** Opening WORKING DATA block **
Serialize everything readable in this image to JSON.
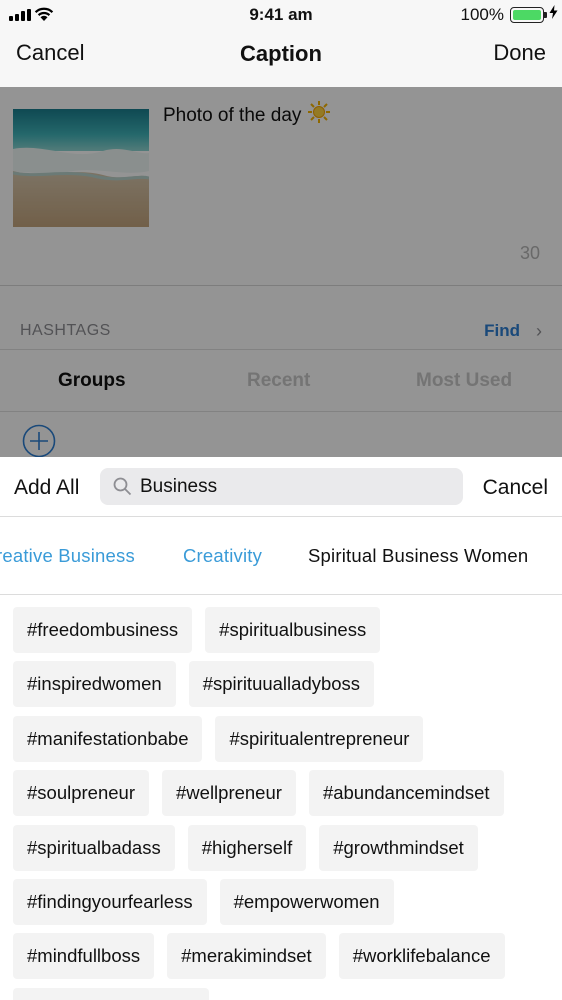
{
  "status_bar": {
    "time": "9:41 am",
    "battery_percent": "100%",
    "battery_color": "#4cd964"
  },
  "nav": {
    "cancel_label": "Cancel",
    "title": "Caption",
    "done_label": "Done"
  },
  "caption": {
    "text": "Photo of the day",
    "emoji_icon": "sun-icon",
    "char_count": "30"
  },
  "hashtags": {
    "section_label": "HASHTAGS",
    "find_label": "Find",
    "segments": [
      "Groups",
      "Recent",
      "Most Used"
    ],
    "selected_segment": "Groups"
  },
  "search": {
    "add_all_label": "Add All",
    "query": "Business",
    "cancel_label": "Cancel"
  },
  "group_results": [
    {
      "label": "reative Business",
      "selected": false
    },
    {
      "label": "Creativity",
      "selected": false
    },
    {
      "label": "Spiritual Business Women",
      "selected": true
    }
  ],
  "tag_rows": [
    [
      "#freedombusiness",
      "#spiritualbusiness"
    ],
    [
      "#inspiredwomen",
      "#spirituualladyboss"
    ],
    [
      "#manifestationbabe",
      "#spiritualentrepreneur"
    ],
    [
      "#soulpreneur",
      "#wellpreneur",
      "#abundancemindset"
    ],
    [
      "#spiritualbadass",
      "#higherself",
      "#growthmindset"
    ],
    [
      "#findingyourfearless",
      "#empowerwomen"
    ],
    [
      "#mindfullboss",
      "#merakimindset",
      "#worklifebalance"
    ]
  ],
  "colors": {
    "accent_blue": "#2d7fd3",
    "group_link_blue": "#3a9bd8",
    "tag_background": "#f3f3f3"
  }
}
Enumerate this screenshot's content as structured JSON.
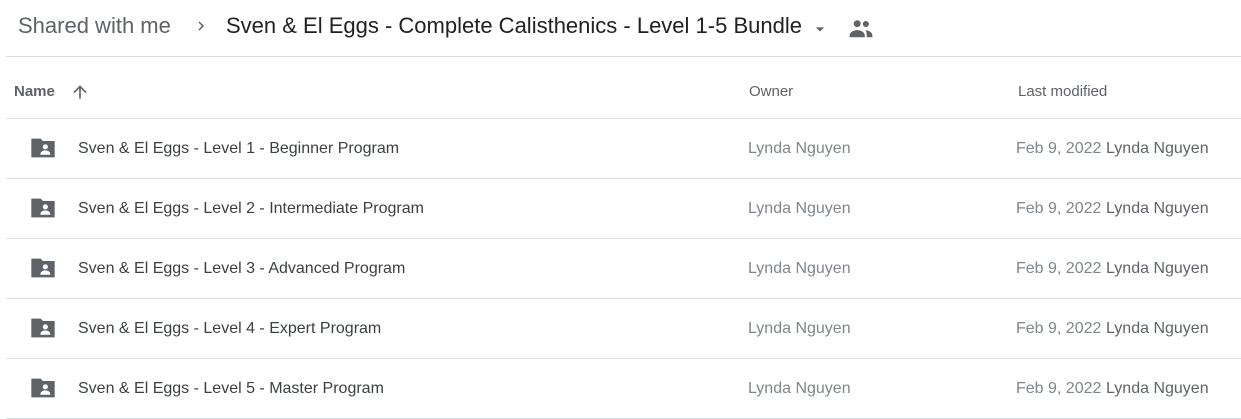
{
  "breadcrumb": {
    "root": "Shared with me",
    "current": "Sven & El Eggs - Complete Calisthenics - Level 1-5 Bundle"
  },
  "columns": {
    "name": "Name",
    "owner": "Owner",
    "last_modified": "Last modified"
  },
  "sort": {
    "column": "Name",
    "direction": "ascending"
  },
  "icons": {
    "separator": "chevron-right-icon",
    "dropdown": "arrow-drop-down-icon",
    "shared": "people-icon",
    "sort": "arrow-upward-icon",
    "row": "shared-folder-icon"
  },
  "colors": {
    "icon": "#5f6368",
    "divider": "#dadce0"
  },
  "files": [
    {
      "name": "Sven & El Eggs - Level 1 - Beginner Program",
      "owner": "Lynda Nguyen",
      "modified_date": "Feb 9, 2022",
      "modified_by": "Lynda Nguyen"
    },
    {
      "name": "Sven & El Eggs - Level 2 - Intermediate Program",
      "owner": "Lynda Nguyen",
      "modified_date": "Feb 9, 2022",
      "modified_by": "Lynda Nguyen"
    },
    {
      "name": "Sven & El Eggs - Level 3 - Advanced Program",
      "owner": "Lynda Nguyen",
      "modified_date": "Feb 9, 2022",
      "modified_by": "Lynda Nguyen"
    },
    {
      "name": "Sven & El Eggs - Level 4 - Expert Program",
      "owner": "Lynda Nguyen",
      "modified_date": "Feb 9, 2022",
      "modified_by": "Lynda Nguyen"
    },
    {
      "name": "Sven & El Eggs - Level 5 - Master Program",
      "owner": "Lynda Nguyen",
      "modified_date": "Feb 9, 2022",
      "modified_by": "Lynda Nguyen"
    }
  ]
}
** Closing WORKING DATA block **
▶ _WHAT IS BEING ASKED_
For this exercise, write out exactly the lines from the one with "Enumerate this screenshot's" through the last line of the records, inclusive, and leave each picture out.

▶ _YOUR SOLUTION_
Enumerate this screenshot's content as structured JSON.
{
  "breadcrumb": {
    "root": "Shared with me",
    "current": "Sven & El Eggs - Complete Calisthenics - Level 1-5 Bundle"
  },
  "columns": {
    "name": "Name",
    "owner": "Owner",
    "last_modified": "Last modified"
  },
  "sort": {
    "column": "Name",
    "direction": "ascending"
  },
  "icons": {
    "separator": "chevron-right-icon",
    "dropdown": "arrow-drop-down-icon",
    "shared": "people-icon",
    "sort": "arrow-upward-icon",
    "row": "shared-folder-icon"
  },
  "colors": {
    "icon": "#5f6368",
    "divider": "#dadce0"
  },
  "files": [
    {
      "name": "Sven & El Eggs - Level 1 - Beginner Program",
      "owner": "Lynda Nguyen",
      "modified_date": "Feb 9, 2022",
      "modified_by": "Lynda Nguyen"
    },
    {
      "name": "Sven & El Eggs - Level 2 - Intermediate Program",
      "owner": "Lynda Nguyen",
      "modified_date": "Feb 9, 2022",
      "modified_by": "Lynda Nguyen"
    },
    {
      "name": "Sven & El Eggs - Level 3 - Advanced Program",
      "owner": "Lynda Nguyen",
      "modified_date": "Feb 9, 2022",
      "modified_by": "Lynda Nguyen"
    },
    {
      "name": "Sven & El Eggs - Level 4 - Expert Program",
      "owner": "Lynda Nguyen",
      "modified_date": "Feb 9, 2022",
      "modified_by": "Lynda Nguyen"
    },
    {
      "name": "Sven & El Eggs - Level 5 - Master Program",
      "owner": "Lynda Nguyen",
      "modified_date": "Feb 9, 2022",
      "modified_by": "Lynda Nguyen"
    }
  ]
}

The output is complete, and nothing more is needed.